Jacques Bénigne Bossuet

Bossuet, Jacques Bénigne


Born Sept. 27, 1627, in Dijon; died Apr. 12, 1704, in Paris. French writer, church leader, and bishop.

In his works on historical and political topics (Discourse on Universal History, 1681, and Politics Derived From Holy Writ, published in 1709), Bossuet considered historical development as the embodiment of divine providence and defended the idea of the divine origin of a monarch’s absolute power. He made a distinction between despotism and absolutism as a form of rule subordinate to the principle of reason, and he spoke about a monarch’s obligations. He was an ideologist of Gallicanism (Declaration of the French Clergy, 1682). Bossuet’s historical works were subjected to criticism by the Enlightenment thinkers of the 18th century (C. L. Montesquieu and Voltaire). His church sermons and Funeral Orations (1669) have been preserved mostly in rough drafts and summaries. Bossuet’s works are characterized by a rationalistic severity of style and a precision of metaphors.


Oeuvres complètes, vols. 1–31. Paris, 1862–66.

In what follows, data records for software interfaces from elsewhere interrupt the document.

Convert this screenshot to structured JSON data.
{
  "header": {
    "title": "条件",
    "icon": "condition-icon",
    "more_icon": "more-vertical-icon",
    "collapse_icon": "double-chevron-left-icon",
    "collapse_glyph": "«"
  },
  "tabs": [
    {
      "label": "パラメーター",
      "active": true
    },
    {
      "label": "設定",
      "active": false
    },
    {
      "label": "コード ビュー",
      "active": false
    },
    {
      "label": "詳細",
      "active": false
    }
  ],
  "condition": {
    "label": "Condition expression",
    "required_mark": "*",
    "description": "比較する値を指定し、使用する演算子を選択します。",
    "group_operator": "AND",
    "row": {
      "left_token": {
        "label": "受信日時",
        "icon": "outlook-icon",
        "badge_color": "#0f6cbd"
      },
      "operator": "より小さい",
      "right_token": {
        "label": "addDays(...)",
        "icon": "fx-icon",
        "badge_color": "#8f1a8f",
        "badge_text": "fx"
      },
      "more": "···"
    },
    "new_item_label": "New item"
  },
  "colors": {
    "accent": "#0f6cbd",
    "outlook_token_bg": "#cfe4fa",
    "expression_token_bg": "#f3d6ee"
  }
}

Lanson, G. Istoriia frantsuzskoi literatury, vol. 1 (17th century). St. Petersburg, 1899. (Translated from French.)
Istoriia frantsuzskoi literatury, vol. 1. Moscow-Leningrad, 1946. Pages 459–61.
Brunetière, F. Bossuet. Paris, 1913.
Ruf, A. H. Bossuet und Fenelon. Würzburg-Aumühle, 1940.